Ex-prisoner: Administrative detention – mental slaughter
Palestinian journalist Ali Jaradat, who spent 11 years behind bars, tells Ynet 'uncertainty and wait are the most difficult things for administrative detainees.' B'Tselem reports number of Palestinians held in administrative detention lowest since 2001, but 222 still jailed without being convicted
The organization, which released the report on Monday morning, attributes the reduction in the number of administrative detainees to the drop in the amount of violence in the area, rather than to a change in Israel's policy.
The Justice Ministry, on the other hand, says the reduction stems from Israel's cautious use of that measure, as well as from the improvement in the security-related situation.
According to the report, the Israeli policy contradicts all the rules of international law regarding the use of administrative detention, while seriously infringing on the detainees' rights. B'Tselem says Israel is mocking the protection provided by the law, going against freedom and the right for a fair procedure.
'Like the stone of Sisyphus'
One of those who experienced it first hand is Palestinian journalist Ali Jaradat, who completed his last administrative detention in December.
"The life of an administrative detainee is like the stone in the Sisyphus story. Every time the stone reaches the top of the mountain, it deteriorates once again, and this is the human absurdity of the administrative detention," he tells Ynet.
Jaradat, who was considered an unofficial spokesman of the Popular Front for the Liberation of Palestinian in the past, was arrested several times between 1992 and 2010, and spent a total of 11 years behind bars.
"Apart for the first time, in each of my detention I was not questioned and was not informed what I was arrested for," he claims. According to him, each time the six months of detention came to an end, his arrest was extended by another six months. "This is mental slaughter for a prisoner, without talking about the ramifications for his family."
As a journalist and writer, Jaradat compares his situation to that of the hero of "Waiting for Godot".
"As in the play, you cannot defend yourself," he explains. "What kills the administrative detainee is the fact that he doesn't know how to defend himself against some kind of guilt.
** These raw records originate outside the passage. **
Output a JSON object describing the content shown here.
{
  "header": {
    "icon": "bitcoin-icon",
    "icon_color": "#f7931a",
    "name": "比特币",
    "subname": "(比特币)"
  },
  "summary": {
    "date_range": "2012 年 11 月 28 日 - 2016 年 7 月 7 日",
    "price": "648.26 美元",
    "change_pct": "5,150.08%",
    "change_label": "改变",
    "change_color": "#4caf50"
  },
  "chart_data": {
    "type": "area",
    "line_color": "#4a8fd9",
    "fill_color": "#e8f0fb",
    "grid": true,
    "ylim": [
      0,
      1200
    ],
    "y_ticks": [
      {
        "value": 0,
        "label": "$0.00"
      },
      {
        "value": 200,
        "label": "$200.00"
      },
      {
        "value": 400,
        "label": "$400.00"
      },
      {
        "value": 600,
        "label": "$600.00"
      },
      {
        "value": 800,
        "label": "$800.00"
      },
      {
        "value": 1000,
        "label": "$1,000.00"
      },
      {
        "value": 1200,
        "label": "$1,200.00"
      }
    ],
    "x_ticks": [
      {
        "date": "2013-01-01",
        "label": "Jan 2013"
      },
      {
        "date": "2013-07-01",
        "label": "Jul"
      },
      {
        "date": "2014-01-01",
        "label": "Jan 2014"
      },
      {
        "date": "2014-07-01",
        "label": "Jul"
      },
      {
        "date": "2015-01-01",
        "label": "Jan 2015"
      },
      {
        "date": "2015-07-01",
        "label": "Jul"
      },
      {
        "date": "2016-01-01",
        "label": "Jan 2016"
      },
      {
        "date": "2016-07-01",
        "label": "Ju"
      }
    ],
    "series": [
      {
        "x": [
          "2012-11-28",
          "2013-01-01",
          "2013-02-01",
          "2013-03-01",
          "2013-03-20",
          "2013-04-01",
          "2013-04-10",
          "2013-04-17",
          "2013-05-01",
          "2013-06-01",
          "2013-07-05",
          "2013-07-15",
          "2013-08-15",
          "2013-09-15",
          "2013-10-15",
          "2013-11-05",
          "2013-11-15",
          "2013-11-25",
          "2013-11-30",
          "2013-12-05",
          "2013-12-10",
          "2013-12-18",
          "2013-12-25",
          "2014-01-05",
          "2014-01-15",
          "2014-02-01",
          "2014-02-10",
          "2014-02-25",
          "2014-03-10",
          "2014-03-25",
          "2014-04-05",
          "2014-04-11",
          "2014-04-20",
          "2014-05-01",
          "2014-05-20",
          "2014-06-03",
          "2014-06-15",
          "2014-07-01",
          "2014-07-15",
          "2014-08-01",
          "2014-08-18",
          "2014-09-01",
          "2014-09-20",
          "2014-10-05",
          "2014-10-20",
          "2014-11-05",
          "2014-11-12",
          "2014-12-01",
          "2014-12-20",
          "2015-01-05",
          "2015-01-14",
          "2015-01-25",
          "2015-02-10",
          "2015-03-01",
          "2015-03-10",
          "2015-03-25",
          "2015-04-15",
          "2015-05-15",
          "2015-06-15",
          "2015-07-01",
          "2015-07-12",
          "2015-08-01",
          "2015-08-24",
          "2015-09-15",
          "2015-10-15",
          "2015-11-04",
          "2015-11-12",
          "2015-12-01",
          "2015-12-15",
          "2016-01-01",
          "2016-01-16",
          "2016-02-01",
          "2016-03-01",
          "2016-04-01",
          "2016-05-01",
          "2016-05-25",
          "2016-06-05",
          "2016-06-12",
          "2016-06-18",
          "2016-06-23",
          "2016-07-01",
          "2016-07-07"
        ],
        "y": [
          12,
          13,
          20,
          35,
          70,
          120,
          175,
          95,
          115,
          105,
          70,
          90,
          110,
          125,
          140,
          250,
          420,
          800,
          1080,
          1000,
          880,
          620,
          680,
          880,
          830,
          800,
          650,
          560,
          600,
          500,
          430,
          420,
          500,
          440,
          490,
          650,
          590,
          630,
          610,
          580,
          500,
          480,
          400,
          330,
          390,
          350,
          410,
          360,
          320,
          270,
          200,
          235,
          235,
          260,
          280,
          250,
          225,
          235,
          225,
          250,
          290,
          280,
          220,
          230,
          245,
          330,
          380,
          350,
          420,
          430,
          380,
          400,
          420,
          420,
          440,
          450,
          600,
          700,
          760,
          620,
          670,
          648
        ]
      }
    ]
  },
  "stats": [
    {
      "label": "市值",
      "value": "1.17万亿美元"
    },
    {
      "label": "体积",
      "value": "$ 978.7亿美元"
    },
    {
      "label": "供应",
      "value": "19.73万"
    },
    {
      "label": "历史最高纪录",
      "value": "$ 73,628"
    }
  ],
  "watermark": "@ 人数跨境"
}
I may be guilty for writing. Is my crime the fact that I speak about an independent state? (Former Prime Minister Ariel) Sharon believes in an independent state as well, the difference is in the borders of the two states between me and them.
"This is an impossible situation, the mental wait each time the six months of detention end is a mental phenomenon which ruins the prisoner and his family," he says of the stage in which the detainee waits to find out whether he is about to be released or remain in custody.
"A normal prisoner knows that he will be released after a long or short period, but the administrative detainee doesn't know, and the uncertainty and wait are the most difficult things."
Jaradat says that at a certain stage, his health began deteriorating and he started suffering from a heart disease and diabetes. "I joked with the judge. I told him, 'When you first took me I was young. Today it's not the same anymore. I don't know how much time I have left to live, and you keep on extending it by six months.'"
'No other alternative'
The Justice Ministry said in response to the report, "The administrative detention is a measure taken when there is no other alternative, and it is fully compatible with the rules of international law, and particularly clause 78 in the fourth Geneva Convention."
The ministry added that "the law enforcement system is making every effort to run a criminal procedure rather than an administrative one, often at the cost of filing a criminal indictment for a less serious offense."
In addition to the drop in the number of administrative detentions, the B'Tselem report also points to the ease of restrictions on Palestinians in West Bank roadblocks, in a way allowing Palestinians to move between the city centers in a much more convenient manner than in the past.
In early February 2010 there were 44 roadblocks, compared to 62 in 2008. The organization, stresses, however, that there is yet to be a complete freedom of movement.
B'Tselem also addresses the killing of Israeli and Palestinian civilians since the end of Operation Cast Lead, ruling that the number of Palestinian casualties has been the lowest in the past few years – 83, most of the Gaza residents. The organization criticizes Israel's investigation policy in Palestinian death cases and condemns the execution of Palestinians who cooperated with Israel.
In the report, B'Tselem also criticizes the Gaza siege, the demolition of Palestinian houses, the use of Palestinian lands in favor of new settlements and the separation fence.
Aviel Magnezi contributed to this report